In 1944, Noone was in Kid Ory's band on the West Coast and seemed on the brink of greater fame when he unexpectedly died. Thanks to European reissue series, Jimmie Noone's recordings are readily available on CD. His son, Jimmie Noone Jr., suddenly emerged out of obscurity in the 1980s to play clarinet and tenor with the Cheathams.
Jimmie Noone - Wikipedia

Notable Events Occurring 
On This Date Include:

"Red" Garland, piano, died.

The word "Hillbilly" appeared in print
for the first time in a 'The New York Journal'

Walter Barnes and his Royal Creolians
Walter Barnes
alto sax/clarinet
died Natchez, MS, USA.
Age: 35
Walter Barnes (July 8, 1905, Vicksburg, Mississippi - April 23, 1940, Natchez, Mississippi) was an American jazz clarinetist, saxophonist and bandleader.
Barnes grew up in Chicago and studied under Franz Schoepp in addition to attending the Chicago Musical College and the American Conservatory of Music. He led his own bands from the early 1920s in addition to playing with Detroit Shannon and his Royal Creolians. After Shannon's retinue became dissatisfied with his leadership, Barnes took control of this group as well. He played mostly in Chicago, though the band did hold a residency at the Savoy Ballroom in New York City as well. His band recorded in 1928-29 for Brunswick Records. He toured the American South in the 1930s to considerable success, touring there yearly; by 1938 his ensemble included 16 members.
Barnes was one of the victims of the Rhythm Club Fire in Natchez, Mississippi on April 23, 1940. He played in an eight-piece band that night when the club caught fire; he had the group continue playing the song "Marie" in order to keep the crowd from stampeding out of the building. All of the band's members, including Paul Stott and vocalist Juanita Avery, were among the 201 victims of the fire.
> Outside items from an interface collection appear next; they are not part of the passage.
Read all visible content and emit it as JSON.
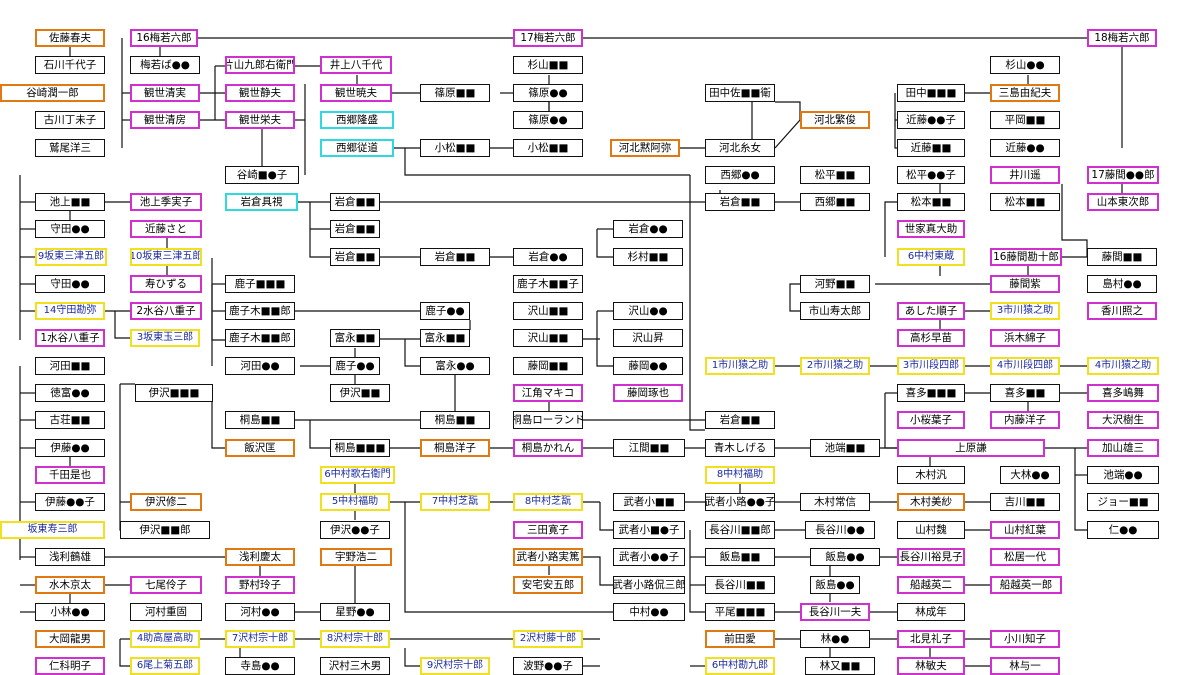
{
  "colors": {
    "black": "#111111",
    "orange": "#e07a10",
    "magenta": "#d030d0",
    "yellow": "#f0e020",
    "cyan": "#30d8e0",
    "blue_text": "#1a2aa0"
  },
  "nodes": [
    {
      "t": "佐藤春夫",
      "c": "o"
    },
    {
      "t": "石川千代子",
      "c": "b"
    },
    {
      "t": "谷崎潤一郎",
      "c": "o"
    },
    {
      "t": "古川丁未子",
      "c": "b"
    },
    {
      "t": "鷲尾洋三",
      "c": "b"
    },
    {
      "t": "16梅若六郎",
      "c": "m"
    },
    {
      "t": "梅若ば●●",
      "c": "b"
    },
    {
      "t": "観世清実",
      "c": "m"
    },
    {
      "t": "観世清房",
      "c": "m"
    },
    {
      "t": "片山九郎右衛門",
      "c": "m"
    },
    {
      "t": "観世静夫",
      "c": "m"
    },
    {
      "t": "観世栄夫",
      "c": "m"
    },
    {
      "t": "井上八千代",
      "c": "m"
    },
    {
      "t": "観世暁夫",
      "c": "m"
    },
    {
      "t": "西郷隆盛",
      "c": "c"
    },
    {
      "t": "西郷従道",
      "c": "c"
    },
    {
      "t": "17梅若六郎",
      "c": "m"
    },
    {
      "t": "篠原■■",
      "c": "b"
    },
    {
      "t": "篠原●●",
      "c": "b"
    },
    {
      "t": "篠原●●",
      "c": "b"
    },
    {
      "t": "小松■■",
      "c": "b"
    },
    {
      "t": "小松■■",
      "c": "b"
    },
    {
      "t": "杉山■■",
      "c": "b"
    },
    {
      "t": "田中佐■■衛",
      "c": "b"
    },
    {
      "t": "河北繁俊",
      "c": "o"
    },
    {
      "t": "河北黙阿弥",
      "c": "o"
    },
    {
      "t": "河北糸女",
      "c": "b"
    },
    {
      "t": "田中■■■",
      "c": "b"
    },
    {
      "t": "近藤●●子",
      "c": "b"
    },
    {
      "t": "近藤■■",
      "c": "b"
    },
    {
      "t": "杉山●●",
      "c": "b"
    },
    {
      "t": "三島由紀夫",
      "c": "o"
    },
    {
      "t": "平岡■■",
      "c": "b"
    },
    {
      "t": "近藤●●",
      "c": "b"
    },
    {
      "t": "18梅若六郎",
      "c": "m"
    },
    {
      "t": "谷崎■●子",
      "c": "b"
    },
    {
      "t": "西郷●●",
      "c": "b"
    },
    {
      "t": "松平■■",
      "c": "b"
    },
    {
      "t": "松平●●子",
      "c": "b"
    },
    {
      "t": "井川遥",
      "c": "m"
    },
    {
      "t": "17藤間●●郎",
      "c": "m"
    },
    {
      "t": "池上■■",
      "c": "b"
    },
    {
      "t": "池上季実子",
      "c": "m"
    },
    {
      "t": "岩倉具視",
      "c": "c"
    },
    {
      "t": "岩倉■■",
      "c": "b"
    },
    {
      "t": "岩倉■■",
      "c": "b"
    },
    {
      "t": "西郷■■",
      "c": "b"
    },
    {
      "t": "松本■■",
      "c": "b"
    },
    {
      "t": "松本■■",
      "c": "b"
    },
    {
      "t": "山本東次郎",
      "c": "m"
    },
    {
      "t": "守田●●",
      "c": "b"
    },
    {
      "t": "近藤さと",
      "c": "m"
    },
    {
      "t": "岩倉■■",
      "c": "b"
    },
    {
      "t": "岩倉●●",
      "c": "b"
    },
    {
      "t": "世家真大助",
      "c": "m"
    },
    {
      "t": "9坂東三津五郎",
      "c": "y"
    },
    {
      "t": "10坂東三津五郎",
      "c": "y"
    },
    {
      "t": "岩倉■■",
      "c": "b"
    },
    {
      "t": "岩倉■■",
      "c": "b"
    },
    {
      "t": "岩倉●●",
      "c": "b"
    },
    {
      "t": "杉村■■",
      "c": "b"
    },
    {
      "t": "6中村東蔵",
      "c": "y"
    },
    {
      "t": "16藤間勘十郎",
      "c": "m"
    },
    {
      "t": "藤間■■",
      "c": "b"
    },
    {
      "t": "守田●●",
      "c": "b"
    },
    {
      "t": "寿ひずる",
      "c": "m"
    },
    {
      "t": "鹿子■■■",
      "c": "b"
    },
    {
      "t": "鹿子木■■子",
      "c": "b"
    },
    {
      "t": "河野■■",
      "c": "b"
    },
    {
      "t": "藤間紫",
      "c": "m"
    },
    {
      "t": "島村●●",
      "c": "b"
    },
    {
      "t": "14守田勘弥",
      "c": "y"
    },
    {
      "t": "2水谷八重子",
      "c": "m"
    },
    {
      "t": "鹿子木■■郎",
      "c": "b"
    },
    {
      "t": "沢山■■",
      "c": "b"
    },
    {
      "t": "沢山●●",
      "c": "b"
    },
    {
      "t": "市山寿太郎",
      "c": "b"
    },
    {
      "t": "あした順子",
      "c": "m"
    },
    {
      "t": "3市川猿之助",
      "c": "y"
    },
    {
      "t": "香川照之",
      "c": "m"
    },
    {
      "t": "1水谷八重子",
      "c": "m"
    },
    {
      "t": "3坂東玉三郎",
      "c": "y"
    },
    {
      "t": "鹿子木■■郎",
      "c": "b"
    },
    {
      "t": "富永■■",
      "c": "b"
    },
    {
      "t": "鹿子●●",
      "c": "b"
    },
    {
      "t": "富永■■",
      "c": "b"
    },
    {
      "t": "沢山■■",
      "c": "b"
    },
    {
      "t": "沢山昇",
      "c": "b"
    },
    {
      "t": "浜木綿子",
      "c": "m"
    },
    {
      "t": "河田■■",
      "c": "b"
    },
    {
      "t": "河田●●",
      "c": "b"
    },
    {
      "t": "鹿子●●",
      "c": "b"
    },
    {
      "t": "富永●●",
      "c": "b"
    },
    {
      "t": "藤岡■■",
      "c": "b"
    },
    {
      "t": "藤岡●●",
      "c": "b"
    },
    {
      "t": "高杉早苗",
      "c": "m"
    },
    {
      "t": "1市川猿之助",
      "c": "y"
    },
    {
      "t": "2市川猿之助",
      "c": "y"
    },
    {
      "t": "3市川段四郎",
      "c": "y"
    },
    {
      "t": "4市川段四郎",
      "c": "y"
    },
    {
      "t": "4市川猿之助",
      "c": "y"
    },
    {
      "t": "徳富●●",
      "c": "b"
    },
    {
      "t": "伊沢■■■",
      "c": "b"
    },
    {
      "t": "伊沢■■",
      "c": "b"
    },
    {
      "t": "江角マキコ",
      "c": "m"
    },
    {
      "t": "藤岡琢也",
      "c": "m"
    },
    {
      "t": "喜多■■■",
      "c": "b"
    },
    {
      "t": "喜多■■",
      "c": "b"
    },
    {
      "t": "喜多嶋舞",
      "c": "m"
    },
    {
      "t": "古荘■■",
      "c": "b"
    },
    {
      "t": "桐島■■",
      "c": "b"
    },
    {
      "t": "桐島■■",
      "c": "b"
    },
    {
      "t": "桐島ローランド",
      "c": "b"
    },
    {
      "t": "岩倉■■",
      "c": "b"
    },
    {
      "t": "小桜葉子",
      "c": "m"
    },
    {
      "t": "内藤洋子",
      "c": "m"
    },
    {
      "t": "大沢樹生",
      "c": "m"
    },
    {
      "t": "伊藤●●",
      "c": "b"
    },
    {
      "t": "飯沢匡",
      "c": "o"
    },
    {
      "t": "桐島■■■",
      "c": "b"
    },
    {
      "t": "桐島洋子",
      "c": "o"
    },
    {
      "t": "桐島かれん",
      "c": "m"
    },
    {
      "t": "江間■■",
      "c": "b"
    },
    {
      "t": "青木しげる",
      "c": "b"
    },
    {
      "t": "池端■■",
      "c": "b"
    },
    {
      "t": "上原謙",
      "c": "m"
    },
    {
      "t": "加山雄三",
      "c": "m"
    },
    {
      "t": "千田是也",
      "c": "m"
    },
    {
      "t": "6中村歌右衛門",
      "c": "y"
    },
    {
      "t": "8中村福助",
      "c": "y"
    },
    {
      "t": "木村汎",
      "c": "b"
    },
    {
      "t": "大林●●",
      "c": "b"
    },
    {
      "t": "池端●●",
      "c": "b"
    },
    {
      "t": "伊藤●●子",
      "c": "b"
    },
    {
      "t": "伊沢修二",
      "c": "o"
    },
    {
      "t": "5中村福助",
      "c": "y"
    },
    {
      "t": "7中村芝翫",
      "c": "y"
    },
    {
      "t": "8中村芝翫",
      "c": "y"
    },
    {
      "t": "武者小■■",
      "c": "b"
    },
    {
      "t": "武者小路●●子",
      "c": "b"
    },
    {
      "t": "木村常信",
      "c": "b"
    },
    {
      "t": "木村美紗",
      "c": "o"
    },
    {
      "t": "吉川■■",
      "c": "b"
    },
    {
      "t": "ジョー■■",
      "c": "b"
    },
    {
      "t": "坂東寿三郎",
      "c": "y"
    },
    {
      "t": "伊沢■■郎",
      "c": "b"
    },
    {
      "t": "伊沢●●子",
      "c": "b"
    },
    {
      "t": "三田寛子",
      "c": "m"
    },
    {
      "t": "武者小■●子",
      "c": "b"
    },
    {
      "t": "長谷川■■郎",
      "c": "b"
    },
    {
      "t": "長谷川●●",
      "c": "b"
    },
    {
      "t": "山村魏",
      "c": "b"
    },
    {
      "t": "山村紅葉",
      "c": "m"
    },
    {
      "t": "仁●●",
      "c": "b"
    },
    {
      "t": "浅利鶴雄",
      "c": "b"
    },
    {
      "t": "浅利慶太",
      "c": "o"
    },
    {
      "t": "宇野浩二",
      "c": "o"
    },
    {
      "t": "武者小路実篤",
      "c": "o"
    },
    {
      "t": "武者小●●子",
      "c": "b"
    },
    {
      "t": "飯島■■",
      "c": "b"
    },
    {
      "t": "飯島●●",
      "c": "b"
    },
    {
      "t": "長谷川裕見子",
      "c": "m"
    },
    {
      "t": "松居一代",
      "c": "m"
    },
    {
      "t": "水木京太",
      "c": "o"
    },
    {
      "t": "七尾伶子",
      "c": "m"
    },
    {
      "t": "野村玲子",
      "c": "m"
    },
    {
      "t": "安宅安五郎",
      "c": "o"
    },
    {
      "t": "武者小路侃三郎",
      "c": "b"
    },
    {
      "t": "長谷川■■",
      "c": "b"
    },
    {
      "t": "飯島●●",
      "c": "b"
    },
    {
      "t": "船越英二",
      "c": "m"
    },
    {
      "t": "船越英一郎",
      "c": "m"
    },
    {
      "t": "小林●●",
      "c": "b"
    },
    {
      "t": "河村重固",
      "c": "b"
    },
    {
      "t": "河村●●",
      "c": "b"
    },
    {
      "t": "星野●●",
      "c": "b"
    },
    {
      "t": "中村●●",
      "c": "b"
    },
    {
      "t": "平尾■■■",
      "c": "b"
    },
    {
      "t": "長谷川一夫",
      "c": "m"
    },
    {
      "t": "林成年",
      "c": "b"
    },
    {
      "t": "大岡龍男",
      "c": "o"
    },
    {
      "t": "4助高屋高助",
      "c": "y"
    },
    {
      "t": "7沢村宗十郎",
      "c": "y"
    },
    {
      "t": "8沢村宗十郎",
      "c": "y"
    },
    {
      "t": "2沢村藤十郎",
      "c": "y"
    },
    {
      "t": "前田愛",
      "c": "o"
    },
    {
      "t": "林●●",
      "c": "b"
    },
    {
      "t": "北見礼子",
      "c": "m"
    },
    {
      "t": "小川知子",
      "c": "m"
    },
    {
      "t": "仁科明子",
      "c": "m"
    },
    {
      "t": "6尾上菊五郎",
      "c": "y"
    },
    {
      "t": "寺島●●",
      "c": "b"
    },
    {
      "t": "沢村三木男",
      "c": "b"
    },
    {
      "t": "9沢村宗十郎",
      "c": "y"
    },
    {
      "t": "波野●●子",
      "c": "b"
    },
    {
      "t": "6中村勘九郎",
      "c": "y"
    },
    {
      "t": "林又■■",
      "c": "b"
    },
    {
      "t": "林敏夫",
      "c": "m"
    },
    {
      "t": "林与一",
      "c": "m"
    }
  ]
}
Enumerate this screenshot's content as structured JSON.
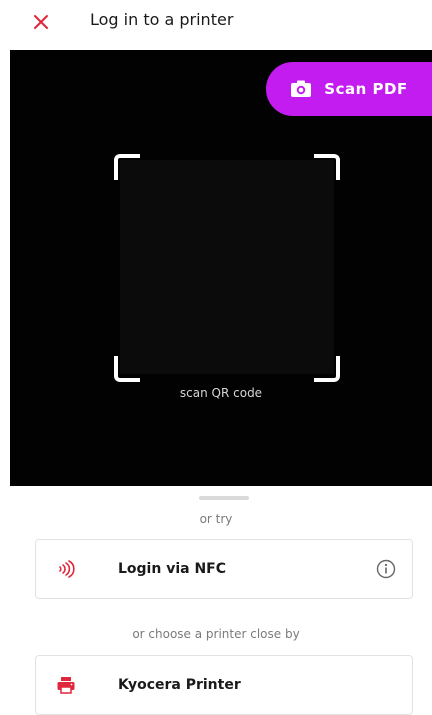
{
  "header": {
    "title": "Log in to a printer",
    "close_icon": "close-icon",
    "close_color": "#e0263a"
  },
  "camera": {
    "scan_pdf_label": "Scan PDF",
    "scan_pdf_icon": "camera-icon",
    "scan_pdf_color": "#c31cf0",
    "scan_label": "scan QR code"
  },
  "options": {
    "or_try": "or try",
    "nfc": {
      "label": "Login via NFC",
      "icon": "nfc-icon",
      "info_icon": "info-icon"
    },
    "or_choose": "or choose a printer close by",
    "printer": {
      "label": "Kyocera Printer",
      "icon": "printer-icon"
    }
  }
}
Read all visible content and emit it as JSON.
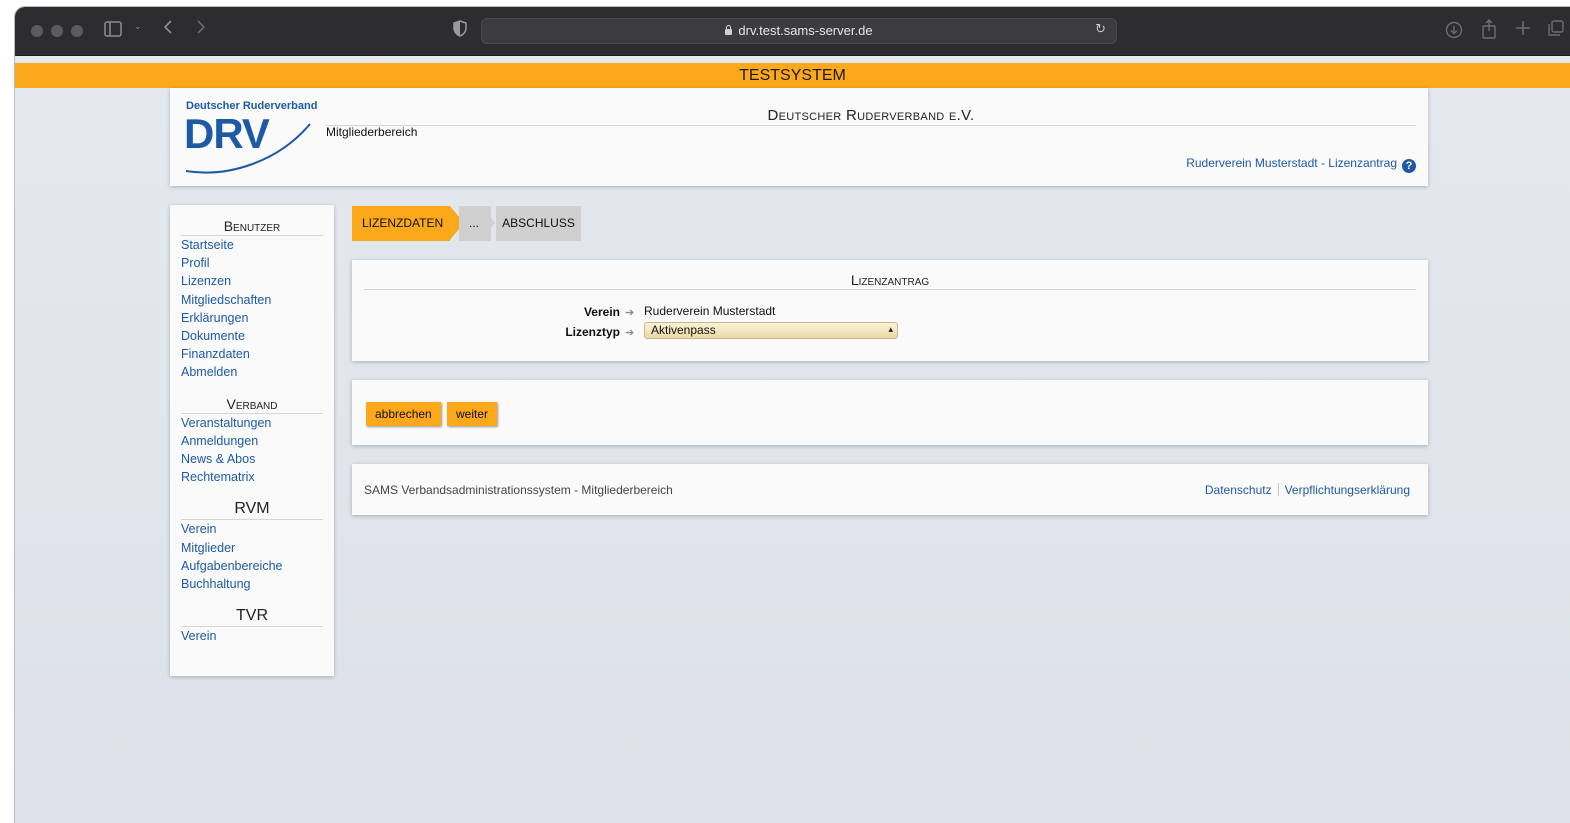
{
  "browser": {
    "url": "drv.test.sams-server.de"
  },
  "banner": "TESTSYSTEM",
  "header": {
    "logo_small": "Deutscher Ruderverband",
    "logo_big": "DRV",
    "member_area": "Mitgliederbereich",
    "org_title": "Deutscher Ruderverband e.V.",
    "context_link": "Ruderverein Musterstadt - Lizenzantrag"
  },
  "sidebar": {
    "sections": [
      {
        "title": "Benutzer",
        "items": [
          "Startseite",
          "Profil",
          "Lizenzen",
          "Mitgliedschaften",
          "Erklärungen",
          "Dokumente",
          "Finanzdaten",
          "Abmelden"
        ]
      },
      {
        "title": "Verband",
        "items": [
          "Veranstaltungen",
          "Anmeldungen",
          "News & Abos",
          "Rechtematrix"
        ]
      },
      {
        "title": "RVM",
        "items": [
          "Verein",
          "Mitglieder",
          "Aufgabenbereiche",
          "Buchhaltung"
        ]
      },
      {
        "title": "TVR",
        "items": [
          "Verein"
        ]
      }
    ]
  },
  "steps": [
    "LIZENZDATEN",
    "...",
    "ABSCHLUSS"
  ],
  "form": {
    "title": "Lizenzantrag",
    "verein_label": "Verein",
    "verein_value": "Ruderverein Musterstadt",
    "lizenztyp_label": "Lizenztyp",
    "lizenztyp_value": "Aktivenpass"
  },
  "actions": {
    "cancel": "abbrechen",
    "next": "weiter"
  },
  "footer": {
    "text": "SAMS Verbandsadministrationssystem - Mitgliederbereich",
    "link_privacy": "Datenschutz",
    "link_commitment": "Verpflichtungserklärung"
  },
  "colors": {
    "accent": "#fca81b",
    "link": "#1d5aa6"
  }
}
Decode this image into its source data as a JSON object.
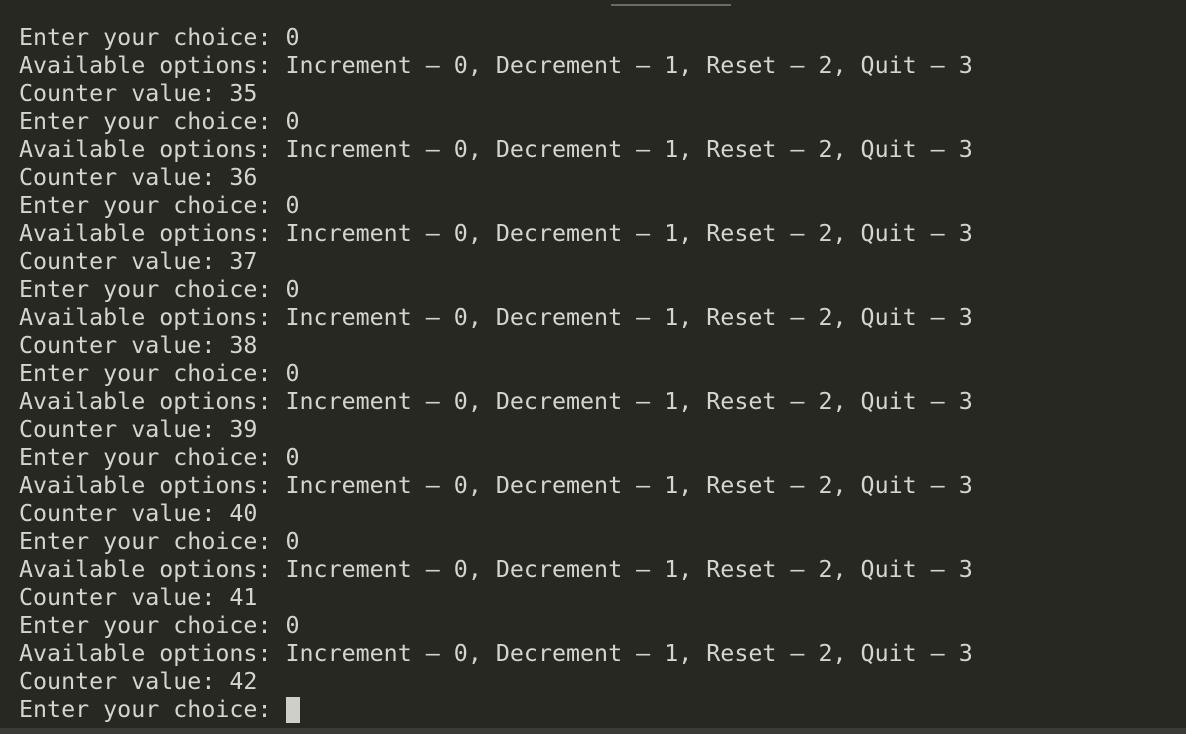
{
  "terminal": {
    "lines": [
      "Enter your choice: 0",
      "Available options: Increment – 0, Decrement – 1, Reset – 2, Quit – 3",
      "Counter value: 35",
      "Enter your choice: 0",
      "Available options: Increment – 0, Decrement – 1, Reset – 2, Quit – 3",
      "Counter value: 36",
      "Enter your choice: 0",
      "Available options: Increment – 0, Decrement – 1, Reset – 2, Quit – 3",
      "Counter value: 37",
      "Enter your choice: 0",
      "Available options: Increment – 0, Decrement – 1, Reset – 2, Quit – 3",
      "Counter value: 38",
      "Enter your choice: 0",
      "Available options: Increment – 0, Decrement – 1, Reset – 2, Quit – 3",
      "Counter value: 39",
      "Enter your choice: 0",
      "Available options: Increment – 0, Decrement – 1, Reset – 2, Quit – 3",
      "Counter value: 40",
      "Enter your choice: 0",
      "Available options: Increment – 0, Decrement – 1, Reset – 2, Quit – 3",
      "Counter value: 41",
      "Enter your choice: 0",
      "Available options: Increment – 0, Decrement – 1, Reset – 2, Quit – 3",
      "Counter value: 42"
    ],
    "prompt": "Enter your choice: "
  },
  "colors": {
    "background": "#272822",
    "text": "#d5d5d0",
    "cursor": "#cfcfca"
  }
}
Barnes's death was repeatedly immortalized in song thereafter.

Ocie Stockard
Western Swing/multi-instrumentalist
died in Fort Worth, TX, USA.
Age: 78.
On This Date Include:


Joseph C. Smith's Orchestra

  • Out Of The East
  • Rainy Day Blues


Original Capitol Orchestra

  • Chicago


Clara Smith

  • Don't Advertise Your Man

Ray Miller's Orchestra

  • Lots O' Mama


King Oliver's Dixie Syncopators

  • Jackass Blues - Vocal Chorus by Georgia Taylor

Jean Goldkette and his Orchestra

  • "Gimme" a Little Kiss, Will "Ya"? Huh
  • Lonesome and Sorry


State Street Ramblers

  • My Baby
  • Oriental Man
  • Pleasure Mad
  • Shanghai Honeymoon
  • Some Do And Some Don't
  • Tack It Down

Paul Whiteman and his Orchestra

  • Dixie Dawn
  • Louisiana


Louisiana Rhythm Kings

  • Ballin' The Jack
  • I'm Walking Through Clover

Tom Dorsey and his Novelty Orchestra

  • Daddy Change Your Mind
  • You Can't Cheat A Cheater


Clarence Williams' Washboard Band

  • Whip Me Plenty Of Love
  • Wore Out Blues


Dorsey Brothers Orchestra

  • Judy


Gimme a little kiss, will you, huh?
~Songwriter: Maceo Pinkard

Gimme a little kiss, will you, huh?
Whadda ya gonna miss, will you, huh?

Gosh oh gee, why do you refuse?
I can't see what you gonna lose.

Gimme a little squeeze, will you, huh?
Why do you wanna make me blue?
I wouldn't say a word if I were asking for the world,
But what's a little kiss between a fella and his girl?

Gimme a little kiss, will you, huh?
And I'll give it right back to you.
brought to you by... 
Special Thanks To:
The Red Hot Jazz Archives,
The Big Band Database, Scott Yanow, 

and all those who have provided content,
images and sound files for this site.